Vitamin D and immunity

However, it may not always be possible to spend time outdoors or to eat regular meals containing these foods, which is where supplementation comes in. It can be taken alongside a healthy diet to ensure you achieve your daily requirement of vitamin D.

About vitamin D deficiency

If you suspect you have a vitamin D deficiency, there are symptoms to watch out for. You might notice mood fluctuations (with an emphasis on feeling down or blue more often, and for much longer), and general sensations of tiredness or fatigue, and weakness. These might be accompanied by physical pain in your bones, muscles, and joints as well (8), and on top of all this, you may notice that you’ve become more prone to sickness as a result of an immune system that lacks the support it needs from vitamin D (9).

Deciding on a vitamin D supplement

Now that you’re better armed with knowledge about the relationship of vitamin D and immunity, the next step is to assess whether a vitamin D supplement is right for you.

If you’ve ever looked into which vitamin D supplement might suit your needs, you may have learned about the two different kinds; vitamin D2 and vitamin D3. In a nutshell, vitamin D2 is made from plants and is found in fortified foods and some supplements, while vitamin D3 is naturally produced in the human body and is found in animal foods.
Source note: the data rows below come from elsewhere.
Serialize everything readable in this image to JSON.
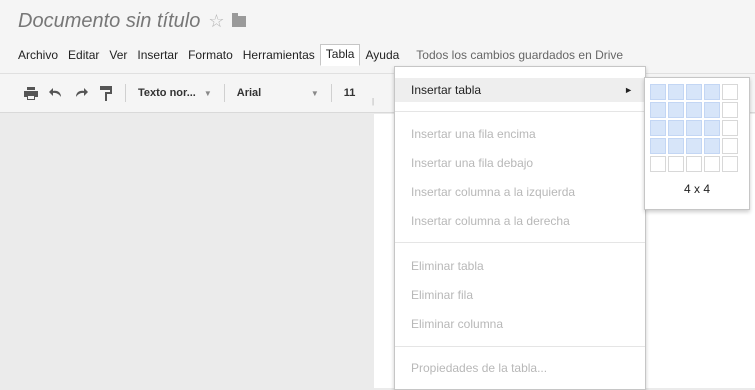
{
  "document": {
    "title": "Documento sin título"
  },
  "menubar": {
    "items": [
      "Archivo",
      "Editar",
      "Ver",
      "Insertar",
      "Formato",
      "Herramientas",
      "Tabla",
      "Ayuda"
    ],
    "active": "Tabla",
    "save_status": "Todos los cambios guardados en Drive"
  },
  "toolbar": {
    "style_select": "Texto nor...",
    "font_select": "Arial",
    "size_select": "11"
  },
  "table_menu": {
    "insert_table": "Insertar tabla",
    "insert_row_above": "Insertar una fila encima",
    "insert_row_below": "Insertar una fila debajo",
    "insert_col_left": "Insertar columna a la izquierda",
    "insert_col_right": "Insertar columna a la derecha",
    "delete_table": "Eliminar tabla",
    "delete_row": "Eliminar fila",
    "delete_col": "Eliminar columna",
    "table_properties": "Propiedades de la tabla..."
  },
  "table_grid": {
    "label": "4 x 4",
    "rows": 5,
    "cols": 5,
    "selected_rows": 4,
    "selected_cols": 4
  },
  "colors": {
    "grid_selected": "#d7e5f9",
    "disabled_text": "#b8b8b8"
  }
}
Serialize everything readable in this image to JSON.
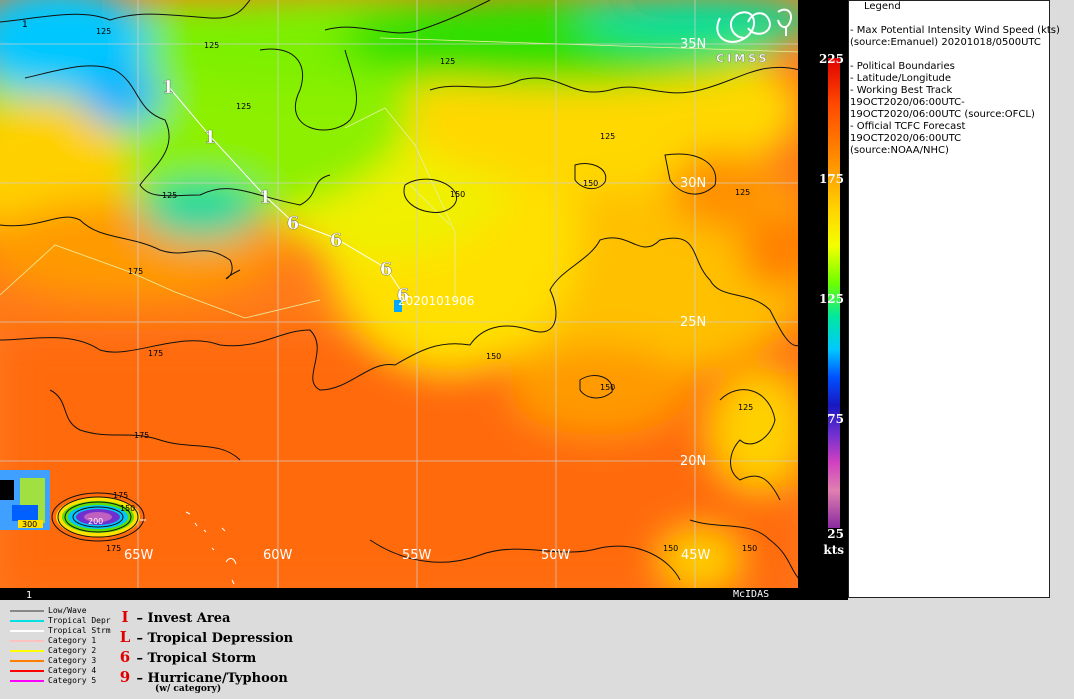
{
  "map": {
    "latitude_labels": [
      "35N",
      "30N",
      "25N",
      "20N"
    ],
    "longitude_labels": [
      "65W",
      "60W",
      "55W",
      "50W",
      "45W"
    ],
    "contour_labels": [
      "125",
      "125",
      "125",
      "125",
      "125",
      "125",
      "125",
      "125",
      "150",
      "150",
      "150",
      "150",
      "150",
      "150",
      "150",
      "175",
      "175",
      "175",
      "175",
      "175",
      "200",
      "300"
    ],
    "track_symbols": [
      "1",
      "1",
      "1",
      "6",
      "6",
      "6",
      "6"
    ],
    "storm_label": "2020101906",
    "corner_label": "1",
    "logo_text": "CIMSS",
    "mcidas_label": "McIDAS"
  },
  "colorbar": {
    "ticks": [
      "225",
      "175",
      "125",
      "75",
      "25"
    ],
    "units": "kts",
    "colors": [
      "#e00000",
      "#ff5a00",
      "#ff9a00",
      "#ffd200",
      "#f4ff00",
      "#9cff00",
      "#2ee800",
      "#00e0a0",
      "#00c8ff",
      "#0060ff",
      "#1010c8",
      "#7030d0",
      "#c020c0",
      "#e070b0",
      "#c060c0",
      "#9030a0"
    ]
  },
  "legend": {
    "lines": [
      "Legend",
      "",
      "-  Max Potential Intensity  Wind Speed (kts)",
      "(source:Emanuel)   20201018/0500UTC",
      "",
      "-  Political Boundaries",
      "-  Latitude/Longitude",
      "-  Working Best Track",
      "19OCT2020/06:00UTC-",
      "19OCT2020/06:00UTC   (source:OFCL)",
      "-  Official TCFC Forecast",
      "19OCT2020/06:00UTC",
      "(source:NOAA/NHC)"
    ]
  },
  "line_legend": [
    {
      "label": "Low/Wave",
      "color": "#888888"
    },
    {
      "label": "Tropical Depr",
      "color": "#00e0e0"
    },
    {
      "label": "Tropical Strm",
      "color": "#ffffff"
    },
    {
      "label": "Category 1",
      "color": "#ffc0c0"
    },
    {
      "label": "Category 2",
      "color": "#ffff00"
    },
    {
      "label": "Category 3",
      "color": "#ff8000"
    },
    {
      "label": "Category 4",
      "color": "#ff0000"
    },
    {
      "label": "Category 5",
      "color": "#ff00ff"
    }
  ],
  "symbol_legend": [
    {
      "symbol": "I",
      "label": "– Invest Area"
    },
    {
      "symbol": "L",
      "label": "– Tropical Depression"
    },
    {
      "symbol": "6",
      "label": "– Tropical Storm"
    },
    {
      "symbol": "9",
      "label": "– Hurricane/Typhoon"
    }
  ],
  "symbol_legend_note": "(w/ category)"
}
Both have a role in the relationship between vitamin D and immunity, but vitamin D3 has been cited as the preferred version of the supplement, as it is the variation that’s naturally found in the body.

Vitamin D and immunity

The benefits of a vitamin D supplement

The ultimate advantage of taking a vitamin D supplement is its overall ability to support and maintain optimal immune system function, especially when we are exposed to environmental factors that demand our immunity to work double time. It can also aid in the absorption of other key vitamins and minerals that similarly contribute to the effectiveness of our body’s immune response. In supporting your immune system, you allow yourself to enjoy living a full life that is not weighed down by illness.

Making sure you’re getting the right amount of vitamin D is pretty easy when you subscribe to Vitable Australia. It’s even easier when you sign up for our monthly vitamin subscription programme where the best vitamin packs are only a matter of clicks away. You also get to curate your personalised vitamin packs based on your unique health needs, which will be sent right to your doorstep via our vitamin delivery service.

Find out more about other supplements that can help you with immunity:

Zinc | Iron | Astaxanthin | Ashwagandha | Probiotics SB | B complex | Vitamin C | Vitamin D | Daily probiotics | Vitamin B12 | Fish oil | Biotin

*Always read the label. Follow the directions for use. If symptoms persist, talk to your health professional. Vitamin and/or mineral supplements should not replace a balanced diet.


  1. Better Health. "Immune system explained." Better Health. Published (n.d.) on . Accessed 15 October 2021.
  2. Hewlson, Martin. "Vitamin D and immune function: an overview." Cambridge University Press. Published 18 August 2011 on . Accessed 15 October 2021.
  3. NPS Medicinewise. "Vitamin D and COVID-19." NPS Medicinewise. Published 3 August 2020 on . Accessed 15 October 2021.
  4. Harvard School of Public Health. "Vitamin D." Harvard School of Public Health. Published (n.d.) on . Accessed 15 October 2021.
  5. NPS Medicinewise. "Vitamin D and COVID-19." NPS Medicinewise. Published 3 August 2020 on . Accessed 15 October 2021.
  6. Health Direct. "Vitamin D deficiency." Health Direct. Published (n.d.) on . Accessed 17 October 2021.
  7. Harvard School of Public Health. "Vitamin D." Harvard School of Public Health. Published (n.d.) on . Accessed 15 October 2021.
  8. Cleveland Clinic. "Vitamin D Deficiency.” n.d. Accessed 20 October 2021.
  9. Health Direct. "Vitamin D deficiency." Health Direct. Published (n.d.) on . Accessed 17 October 2021.